  28. History ❖ Beer historians trace the origins of Berliner Weisse

    to a beer being produced in Hamburg which was copied and developed by the 16th century brewer Cord Broihan.! ❖ An alternative possibility is that migrating Huguenots developed the beer from the local red and brown ales as they moved through Flanders into Northern Germany.! ❖ A popular story is that Napoleon's troops dubbed it "The Champagne of the North" in 1809.! ❖ In the 19th century, Berliner Weisse was the most popular alcoholic drink in Berlin, and 700 breweries produced it.! ❖ By 20th century, only two breweries left in Berlin producing the beer.
  29. Recipe: Berliner Weisse ❖ Wheat - 50%! ❖ Pilsner -

    46%! ❖ Melanoidin - 4%! ❖ OG 1.032 - Mash low <= 150ºF! ❖ IBUs 5 - I used Warrior! ❖ Clean fermenting yeast - I used WLP011 European Ale! ❖ After sour mashing, boil 20 minutes to sterilize wort.
  30. Recipe: Berliner Weisse Extract ❖ Wheat Extract - 90%! ❖

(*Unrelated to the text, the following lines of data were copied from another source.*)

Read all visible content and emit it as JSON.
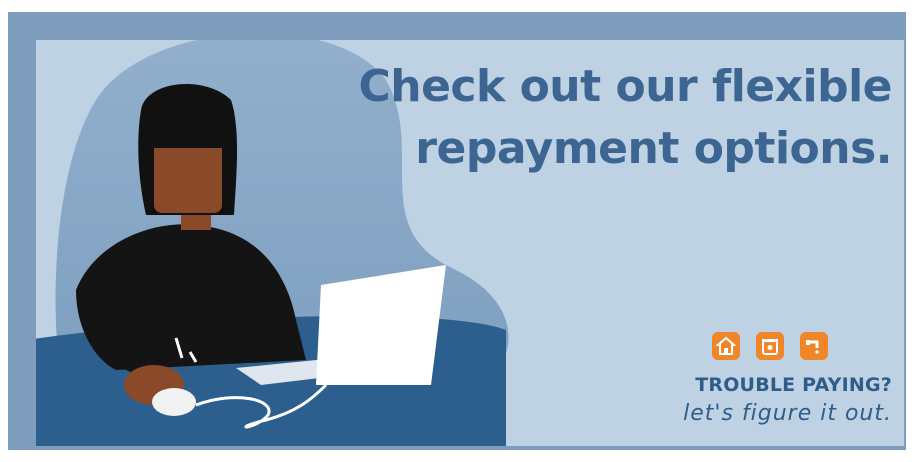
{
  "ad": {
    "headline_line1": "Check out our flexible",
    "headline_line2": "repayment options.",
    "tagline_title": "TROUBLE PAYING?",
    "tagline_sub": "let's figure it out."
  },
  "icons": [
    "house-icon",
    "trash-can-icon",
    "faucet-icon"
  ],
  "colors": {
    "frame": "#7e9dbd",
    "panel": "#bfd2e3",
    "blob": "#8cabcb",
    "desk": "#2c5f8e",
    "headline": "#3c6592",
    "icon_bg": "#f0862a",
    "skin": "#8a4a2a",
    "hair": "#111111"
  }
}
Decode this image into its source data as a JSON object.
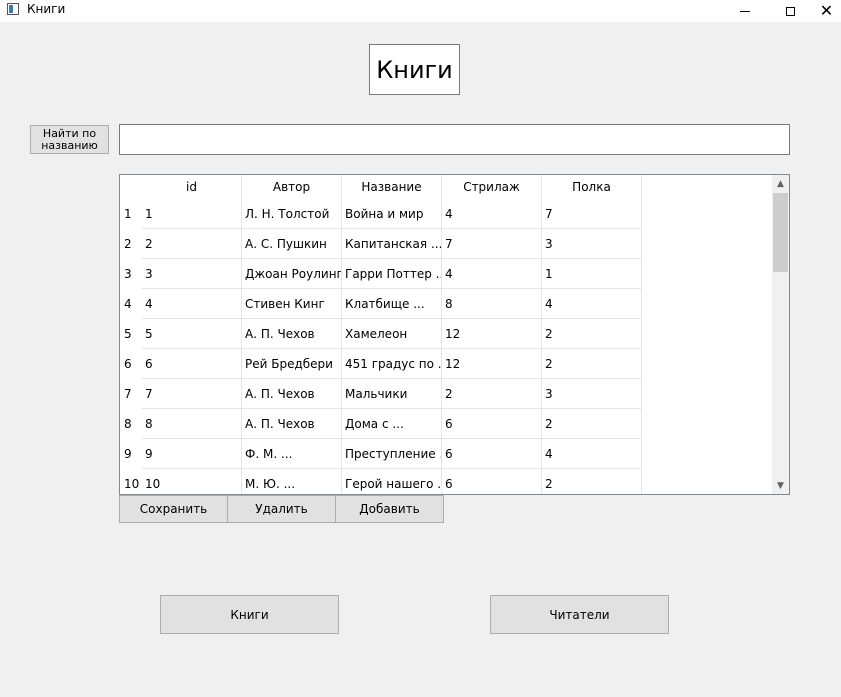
{
  "window": {
    "title": "Книги",
    "close_glyph": "✕"
  },
  "heading": "Книги",
  "search": {
    "button_label_line1": "Найти по",
    "button_label_line2": "названию",
    "value": ""
  },
  "table": {
    "columns": [
      "id",
      "Автор",
      "Название",
      "Стрилаж",
      "Полка"
    ],
    "rows": [
      {
        "num": "1",
        "id": "1",
        "author": "Л. Н. Толстой",
        "title": "Война и мир",
        "rack": "4",
        "shelf": "7"
      },
      {
        "num": "2",
        "id": "2",
        "author": "А. С. Пушкин",
        "title": "Капитанская ...",
        "rack": "7",
        "shelf": "3"
      },
      {
        "num": "3",
        "id": "3",
        "author": "Джоан Роулинг",
        "title": "Гарри Поттер ...",
        "rack": "4",
        "shelf": "1"
      },
      {
        "num": "4",
        "id": "4",
        "author": "Стивен Кинг",
        "title": "Клатбище ...",
        "rack": "8",
        "shelf": "4"
      },
      {
        "num": "5",
        "id": "5",
        "author": "А. П. Чехов",
        "title": "Хамелеон",
        "rack": "12",
        "shelf": "2"
      },
      {
        "num": "6",
        "id": "6",
        "author": "Рей Бредбери",
        "title": "451 градус по ...",
        "rack": "12",
        "shelf": "2"
      },
      {
        "num": "7",
        "id": "7",
        "author": "А. П. Чехов",
        "title": "Мальчики",
        "rack": "2",
        "shelf": "3"
      },
      {
        "num": "8",
        "id": "8",
        "author": "А. П. Чехов",
        "title": "Дома с ...",
        "rack": "6",
        "shelf": "2"
      },
      {
        "num": "9",
        "id": "9",
        "author": "Ф. М. ...",
        "title": "Преступление ...",
        "rack": "6",
        "shelf": "4"
      },
      {
        "num": "10",
        "id": "10",
        "author": "М. Ю. ...",
        "title": "Герой нашего ...",
        "rack": "6",
        "shelf": "2"
      }
    ]
  },
  "actions": {
    "save": "Сохранить",
    "delete": "Удалить",
    "add": "Добавить"
  },
  "nav": {
    "books": "Книги",
    "readers": "Читатели"
  }
}
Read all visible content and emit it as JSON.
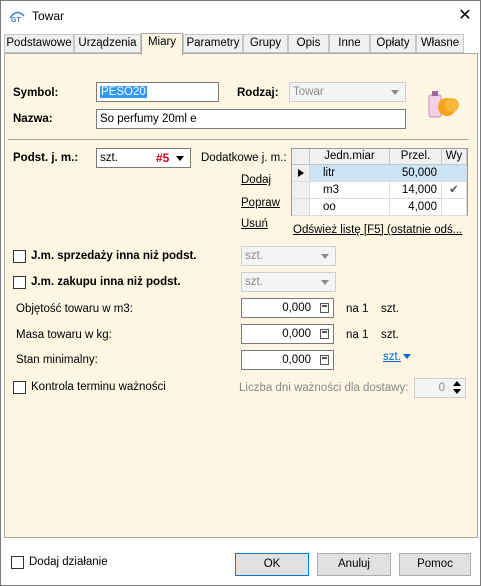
{
  "window": {
    "title": "Towar"
  },
  "tabs": [
    "Podstawowe",
    "Urządzenia",
    "Miary",
    "Parametry",
    "Grupy",
    "Opis",
    "Inne",
    "Opłaty",
    "Własne"
  ],
  "form": {
    "symbol_label": "Symbol:",
    "symbol_value": "PESO20",
    "rodzaj_label": "Rodzaj:",
    "rodzaj_value": "Towar",
    "nazwa_label": "Nazwa:",
    "nazwa_value": "So perfumy 20ml e"
  },
  "units": {
    "podst_label": "Podst. j. m.:",
    "podst_value": "szt.",
    "podst_badge": "#5",
    "dodatkowe_label": "Dodatkowe j. m.:",
    "actions": [
      "Dodaj",
      "Popraw",
      "Usuń"
    ],
    "grid_headers": [
      "Jedn.miar",
      "Przel.",
      "Wy"
    ],
    "grid_rows": [
      {
        "unit": "litr",
        "factor": "50,000",
        "check": ""
      },
      {
        "unit": "m3",
        "factor": "14,000",
        "check": "✔"
      },
      {
        "unit": "oo",
        "factor": "4,000",
        "check": ""
      }
    ],
    "refresh_link": "Odśwież listę [F5] (ostatnie odś..."
  },
  "options": {
    "sprzedazy_label": "J.m. sprzedaży inna niż podst.",
    "sprzedazy_value": "szt.",
    "zakupu_label": "J.m. zakupu inna niż podst.",
    "zakupu_value": "szt."
  },
  "measures": {
    "objetosc_label": "Objętość towaru w m3:",
    "objetosc_value": "0,000",
    "objetosc_per": "na 1",
    "objetosc_unit": "szt.",
    "masa_label": "Masa towaru w kg:",
    "masa_value": "0,000",
    "masa_per": "na 1",
    "masa_unit": "szt.",
    "stan_label": "Stan minimalny:",
    "stan_value": "0,000",
    "stan_unit_link": "szt."
  },
  "expiry": {
    "label": "Kontrola terminu ważności",
    "days_label": "Liczba dni ważności dla dostawy:",
    "days_value": "0"
  },
  "footer": {
    "dodaj_dzialanie": "Dodaj działanie",
    "ok": "OK",
    "cancel": "Anuluj",
    "help": "Pomoc"
  }
}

    Dextrose - 10% (in boil)! ❖ OG 1.032! ❖ IBUs 5 - I used Warrior! ❖ Clean fermenting yeast - I used WLP011 European Ale! ❖ Just heat water, add extract, skip to step 2.
  31. Example #4
 Weihenstephan - 1809 Berliner Style Weisse ❖ “1809”

    is a very traditional interpretation of the “Berliner Style” Weisse with an intense blend of lactic tartness and complex fruitiness. It is bottle-conditioned, unfiltered and unpasteurized. "1809" will age beautifully in a dark and cool location. Its complex fruitiness and tartness will most likely develop in quite astonishing ways. “1809” is fermented in traditional open fermenters and horizontal lager tanks. The applied mashing regime is a single step decoction mash with 50 % wheat malt.